By Kelly Dearmore
By Jim Schutze
By Rachel Watts
By Lauren Drewes Daniels
By Anna Merlan
By Lee Escobedo
By Alice Laussade
When Marc joined Bash & Pop, the band was nearly history. Tommy was, by then, hating his own songs--"I always felt like I was holding back," he shrugs, "'cause you couldn't rock out with those songs"--and looking to start over. He missed the camaraderie of a true band, the sparks that came from the clashing of four personalities who were willing to give all of themselves to the common good. It's what made the Replacements great during their heyday, and the lack of that spirit made Tommy begin to loathe Bash & Pop.
"When I went out to make Bash & Pop, I set out to make that a band, but it never took off," he said. "I never found the people that were bandworthy. It went on and on, and when I moved out here it was a year before I decided to change the name. I tried other people, and at the point of finding Marc and Robert, it seemed stupid to call it Bash & Pop because the songwriting was so different."
"Tommy decided he wanted to start fresh," Marc said of the decision to form Perfect. "Tommy's big trip since the Mats was he wanted to be in a band again--with all the camaraderie, the sense of the roving youth gang."
The proof can be found in the demos, a spirited batch of songs that only prove the long-held theory that Tommy Stinson was the soul of the Replacements--the spark that ignited the gasoline, the perennial teen-ager Paul Westerberg always wanted to be. Perfect sounds more like the Replacements than Bash & Pop, but with the Faces fetish excised and the self-consciousness dismissed.
Stinson no longer sounds like a kid trying to step out of an older brother's shadow, but a frontman leading his own confident band. The songs--with titles like "Alternative Monkey," "Makes Me Happy," and "Don't Need to Know Where"--are powerful and catchy, bursting at the seams with reckless energy. It's hard to tell which guitar is Marc's, but he'd come out OK either way.
"The difference between Bash & Pop and Perfect is this is less blues-based and more pop-based," Stinson said. "There was a lot of that lingering Faces and shit influences on the Bash & Pop record, which is all fine, but I turned in a more pop direction. It's just the difference between writing songs in the attic and hashing them out with other guys. You just get a more collective and cohesive sound when you're hashing it out with other guys."

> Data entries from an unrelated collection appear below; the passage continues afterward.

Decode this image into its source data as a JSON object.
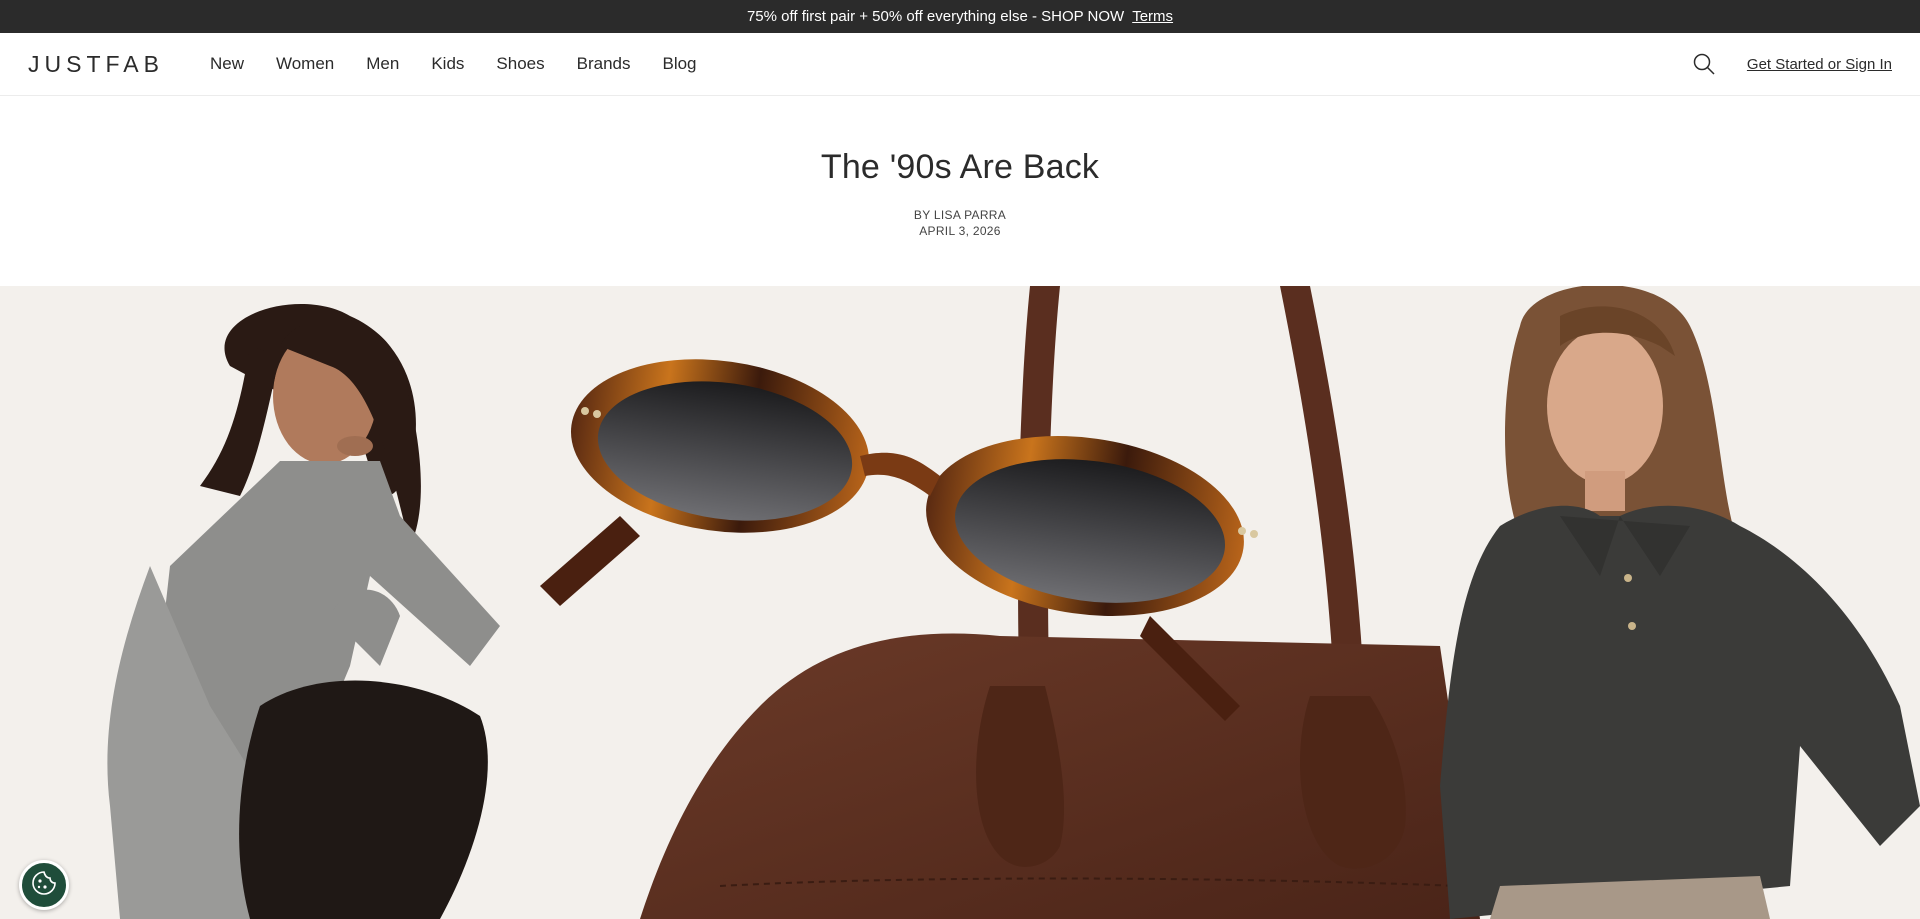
{
  "promo": {
    "text": "75% off first pair + 50% off everything else - SHOP NOW",
    "terms_label": "Terms"
  },
  "header": {
    "logo": "JUSTFAB",
    "nav": [
      "New",
      "Women",
      "Men",
      "Kids",
      "Shoes",
      "Brands",
      "Blog"
    ],
    "signin_label": "Get Started or Sign In",
    "icons": [
      "search-icon"
    ]
  },
  "article": {
    "title": "The '90s Are Back",
    "byline": "BY LISA PARRA",
    "date": "APRIL 3, 2026"
  },
  "hero": {
    "background": "#f3f0ec",
    "items": [
      "woman in grey knit dress",
      "tortoiseshell oval sunglasses",
      "brown leather handbag",
      "woman in charcoal polo sweater"
    ]
  },
  "cookie": {
    "icon": "cookie-icon",
    "color": "#1f4d3a"
  }
}
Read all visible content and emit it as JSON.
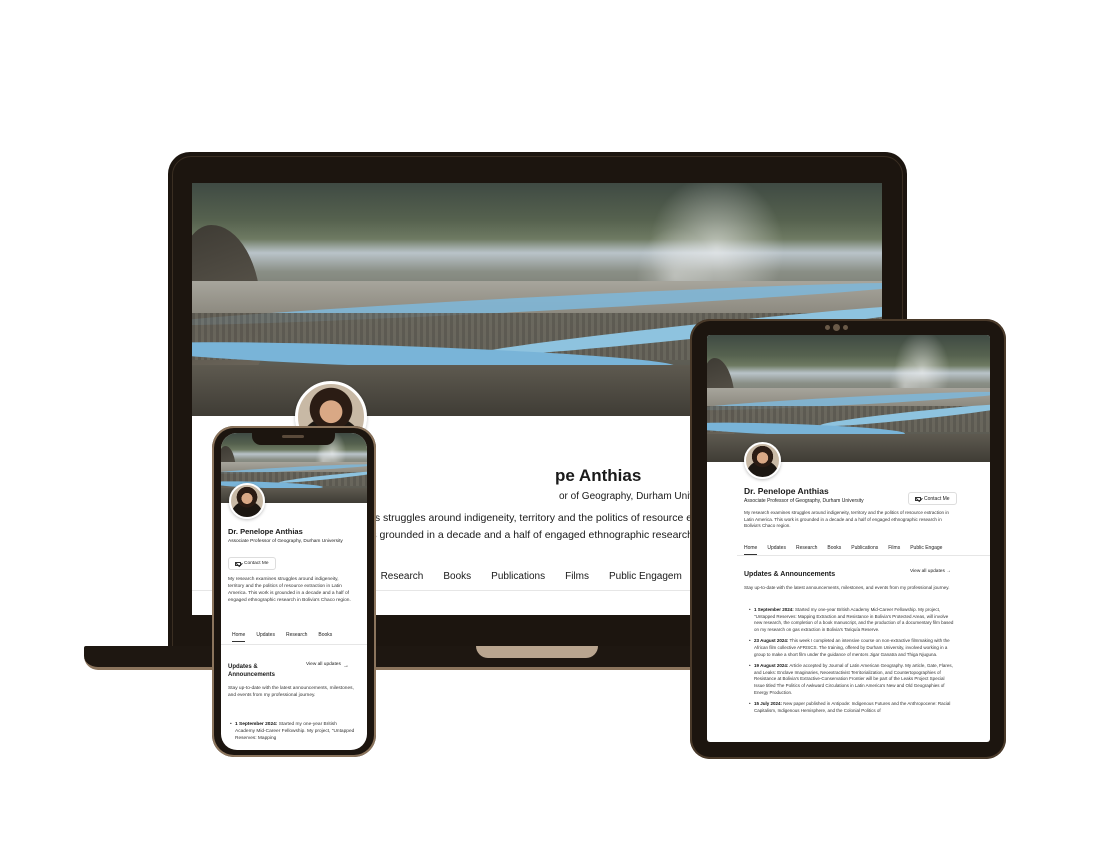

Yet Stinson said Warner Bros. did not want these songs, and for the first time since 1985's Tim, he's no longer signed to the label. Instead, Perfect is signed to the indie, Restless Records, which is planning on releasing a Perfect EP around June or July. Appropriately, Peter Jesperson--the man who signed the Replacements to Twin/Tone way back when--is in control at Restless, and he was the reason Perfect has a new home.
"It fucking comes completely full circle," Stinson said, laughing. "It's totally laughable and funny and ironic. Peter was my musical mentor from the time I was 12, and it's cool to have him back in my musical world." (Stinson also plays bass and trombone on one track on Westerberg's new record, Eventually, which is due to hit stores April 23 and the cutout bins some time in May.)
It is the great irony of Stinson's life that even as he approaches the rather young rock-and-roll age of 30--young especially considering he was 12 when the Replacements started--he's now playing in a band filled with Mats worshippers. Marc explained to me it's something of a fantasy come true to play with Tommy: "My big joke," he said, "is if you can't be the Replacements, join 'em." At the very least, Stinson figures playing with guys who used to worship you from afar at least cuts down on the practice time.
"It helps because they know where I come from and they can relate to the things I want," Tommy said during our conversation. "It's different than playing with people who aren't familiar with what I've done. I'm not that different from those old records, so it helps Robert loved the Mats and knows the Mats because he can integrate his style with mine. Marc knows where I come from, so he can put the two things together and come up with the right thing. That adoration thing went out the first day."
Yeah--with the first argument, the first fight, the first fist in the gut. Marc was the first, and last, guy to sock me, but I never mentioned it to him during our conversation. I was too busy trying to figure out whether I should believe him, and then too busy trying to decide whether or not to be sickened or impressed by his dumb luck. Probably a little of both, and I told this to Tommy--who then told Marc, who called back later in the day. "Man, I thought you forgot," he said, his grin perceptible through the long-distance line.
"Not on your life," I told him, and he laughed that familiar laugh one more time.